INSTRUCTIONS TO FOLLOW: Check every line in the records below for the word "avatar" and report how many have it, nothing more.

RECORDS SHOWN:
□ □ □ □ □

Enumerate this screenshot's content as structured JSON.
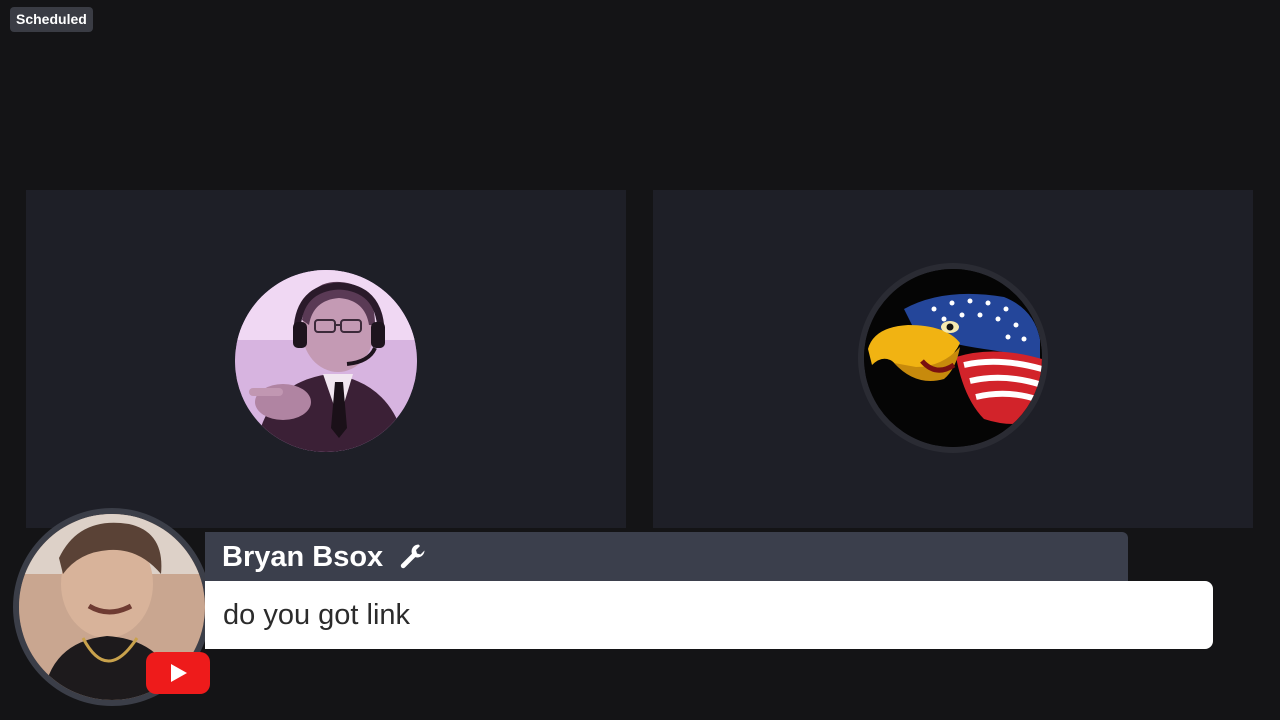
{
  "status_badge": "Scheduled",
  "participants": [
    {
      "avatar": "person-with-headset-avatar"
    },
    {
      "avatar": "american-flag-eagle-avatar"
    }
  ],
  "chat": {
    "author": "Bryan Bsox",
    "author_icon": "wrench-icon",
    "message": "do you got link",
    "platform_icon": "youtube-icon"
  },
  "colors": {
    "background": "#141416",
    "tile": "#1e1f27",
    "name_bar": "#3b3f4c",
    "message_bar": "#ffffff",
    "youtube_red": "#ee1b1b"
  }
}
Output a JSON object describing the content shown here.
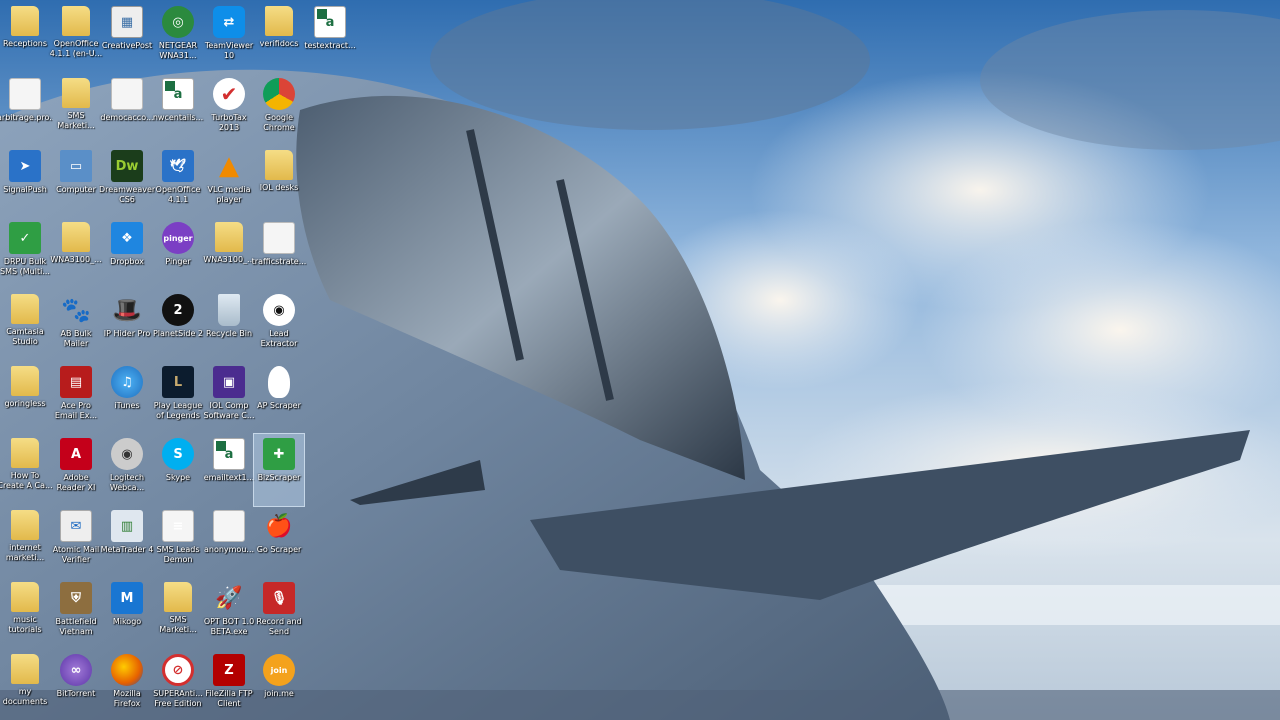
{
  "desktop": {
    "icons": [
      {
        "label": "Receptions",
        "glyph": "folder",
        "text": "",
        "col": 0,
        "row": 0
      },
      {
        "label": "arbitrage.pro...",
        "glyph": "white-sheet",
        "text": "",
        "col": 0,
        "row": 1
      },
      {
        "label": "SignalPush",
        "glyph": "blue",
        "text": "➤",
        "col": 0,
        "row": 2
      },
      {
        "label": "DRPU Bulk\nSMS (Multi...",
        "glyph": "green",
        "text": "✓",
        "col": 0,
        "row": 3
      },
      {
        "label": "Camtasia\nStudio",
        "glyph": "folder",
        "text": "",
        "col": 0,
        "row": 4
      },
      {
        "label": "goringless",
        "glyph": "folder",
        "text": "",
        "col": 0,
        "row": 5
      },
      {
        "label": "How To\nCreate A Ca...",
        "glyph": "folder",
        "text": "",
        "col": 0,
        "row": 6
      },
      {
        "label": "internet\nmarketi...",
        "glyph": "folder",
        "text": "",
        "col": 0,
        "row": 7
      },
      {
        "label": "music\ntutorials",
        "glyph": "folder",
        "text": "",
        "col": 0,
        "row": 8
      },
      {
        "label": "my\ndocuments",
        "glyph": "folder",
        "text": "",
        "col": 0,
        "row": 9
      },
      {
        "label": "OpenOffice\n4.1.1 (en-U...",
        "glyph": "folder",
        "text": "",
        "col": 1,
        "row": 0
      },
      {
        "label": "SMS\nMarketi...",
        "glyph": "folder",
        "text": "",
        "col": 1,
        "row": 1
      },
      {
        "label": "Computer",
        "glyph": "monitor",
        "text": "▭",
        "col": 1,
        "row": 2
      },
      {
        "label": "WNA3100_...",
        "glyph": "folder",
        "text": "",
        "col": 1,
        "row": 3
      },
      {
        "label": "AB Bulk\nMailer",
        "glyph": "paw",
        "text": "🐾",
        "col": 1,
        "row": 4
      },
      {
        "label": "Ace Pro\nEmail Ex...",
        "glyph": "acepro",
        "text": "▤",
        "col": 1,
        "row": 5
      },
      {
        "label": "Adobe\nReader XI",
        "glyph": "adobe",
        "text": "A",
        "col": 1,
        "row": 6
      },
      {
        "label": "Atomic Mail\nVerifier",
        "glyph": "mail",
        "text": "✉",
        "col": 1,
        "row": 7
      },
      {
        "label": "Battlefield\nVietnam",
        "glyph": "battlefield",
        "text": "⛨",
        "col": 1,
        "row": 8
      },
      {
        "label": "BitTorrent",
        "glyph": "bittorrent",
        "text": "∞",
        "col": 1,
        "row": 9
      },
      {
        "label": "CreativePost",
        "glyph": "creative",
        "text": "▦",
        "col": 2,
        "row": 0
      },
      {
        "label": "democacco...",
        "glyph": "white-sheet",
        "text": "",
        "col": 2,
        "row": 1
      },
      {
        "label": "Dreamweaver\nCS6",
        "glyph": "dw",
        "text": "Dw",
        "col": 2,
        "row": 2
      },
      {
        "label": "Dropbox",
        "glyph": "dropbox",
        "text": "❖",
        "col": 2,
        "row": 3
      },
      {
        "label": "IP Hider Pro",
        "glyph": "hat",
        "text": "🎩",
        "col": 2,
        "row": 4
      },
      {
        "label": "iTunes",
        "glyph": "itunes",
        "text": "♫",
        "col": 2,
        "row": 5
      },
      {
        "label": "Logitech\nWebca...",
        "glyph": "webcam",
        "text": "◉",
        "col": 2,
        "row": 6
      },
      {
        "label": "MetaTrader 4",
        "glyph": "meta",
        "text": "▥",
        "col": 2,
        "row": 7
      },
      {
        "label": "Mikogo",
        "glyph": "mikogo",
        "text": "M",
        "col": 2,
        "row": 8
      },
      {
        "label": "Mozilla\nFirefox",
        "glyph": "firefox",
        "text": "",
        "col": 2,
        "row": 9
      },
      {
        "label": "NETGEAR\nWNA31...",
        "glyph": "netgear",
        "text": "◎",
        "col": 3,
        "row": 0
      },
      {
        "label": "nwcentails...",
        "glyph": "excel",
        "text": "a",
        "col": 3,
        "row": 1
      },
      {
        "label": "OpenOffice\n4.1.1",
        "glyph": "blue",
        "text": "🕊",
        "col": 3,
        "row": 2
      },
      {
        "label": "Pinger",
        "glyph": "pinger",
        "text": "pinger",
        "col": 3,
        "row": 3
      },
      {
        "label": "PlanetSide 2",
        "glyph": "ps2",
        "text": "2",
        "col": 3,
        "row": 4
      },
      {
        "label": "Play League\nof Legends",
        "glyph": "league",
        "text": "L",
        "col": 3,
        "row": 5
      },
      {
        "label": "Skype",
        "glyph": "skype",
        "text": "S",
        "col": 3,
        "row": 6
      },
      {
        "label": "SMS Leads\nDemon",
        "glyph": "white-sheet",
        "text": "≡",
        "col": 3,
        "row": 7
      },
      {
        "label": "SMS\nMarketi...",
        "glyph": "folder",
        "text": "",
        "col": 3,
        "row": 8
      },
      {
        "label": "SUPERAnti...\nFree Edition",
        "glyph": "ban",
        "text": "⊘",
        "col": 3,
        "row": 9
      },
      {
        "label": "TeamViewer\n10",
        "glyph": "teamviewer",
        "text": "⇄",
        "col": 4,
        "row": 0
      },
      {
        "label": "TurboTax\n2013",
        "glyph": "tt",
        "text": "✔",
        "col": 4,
        "row": 1
      },
      {
        "label": "VLC media\nplayer",
        "glyph": "vlc",
        "text": "▲",
        "col": 4,
        "row": 2
      },
      {
        "label": "WNA3100_...",
        "glyph": "folder",
        "text": "",
        "col": 4,
        "row": 3
      },
      {
        "label": "Recycle Bin",
        "glyph": "recycle",
        "text": "",
        "col": 4,
        "row": 4
      },
      {
        "label": "IOL Comp\nSoftware C...",
        "glyph": "purple",
        "text": "▣",
        "col": 4,
        "row": 5
      },
      {
        "label": "emailtext1...",
        "glyph": "excel",
        "text": "a",
        "col": 4,
        "row": 6
      },
      {
        "label": "anonymou...",
        "glyph": "white-sheet",
        "text": "",
        "col": 4,
        "row": 7
      },
      {
        "label": "OPT BOT 1.0\nBETA.exe",
        "glyph": "rocket",
        "text": "🚀",
        "col": 4,
        "row": 8
      },
      {
        "label": "FileZilla FTP\nClient",
        "glyph": "filezilla",
        "text": "Z",
        "col": 4,
        "row": 9
      },
      {
        "label": "verifidocs",
        "glyph": "folder",
        "text": "",
        "col": 5,
        "row": 0
      },
      {
        "label": "Google\nChrome",
        "glyph": "chrome",
        "text": "",
        "col": 5,
        "row": 1
      },
      {
        "label": "IOL desks",
        "glyph": "folder",
        "text": "",
        "col": 5,
        "row": 2
      },
      {
        "label": "trafficstrate...",
        "glyph": "white-sheet",
        "text": "",
        "col": 5,
        "row": 3
      },
      {
        "label": "Lead\nExtractor",
        "glyph": "eye",
        "text": "◉",
        "col": 5,
        "row": 4
      },
      {
        "label": "AP Scraper",
        "glyph": "lightbulb",
        "text": "",
        "col": 5,
        "row": 5
      },
      {
        "label": "BizScraper",
        "glyph": "green",
        "text": "✚",
        "col": 5,
        "row": 6,
        "selected": true
      },
      {
        "label": "Go Scraper",
        "glyph": "apple",
        "text": "🍎",
        "col": 5,
        "row": 7
      },
      {
        "label": "Record and\nSend",
        "glyph": "mic",
        "text": "🎙",
        "col": 5,
        "row": 8
      },
      {
        "label": "join.me",
        "glyph": "joinme",
        "text": "join",
        "col": 5,
        "row": 9
      },
      {
        "label": "testextract...",
        "glyph": "excel",
        "text": "a",
        "col": 6,
        "row": 0
      }
    ]
  }
}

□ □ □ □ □

RESPONSE: 2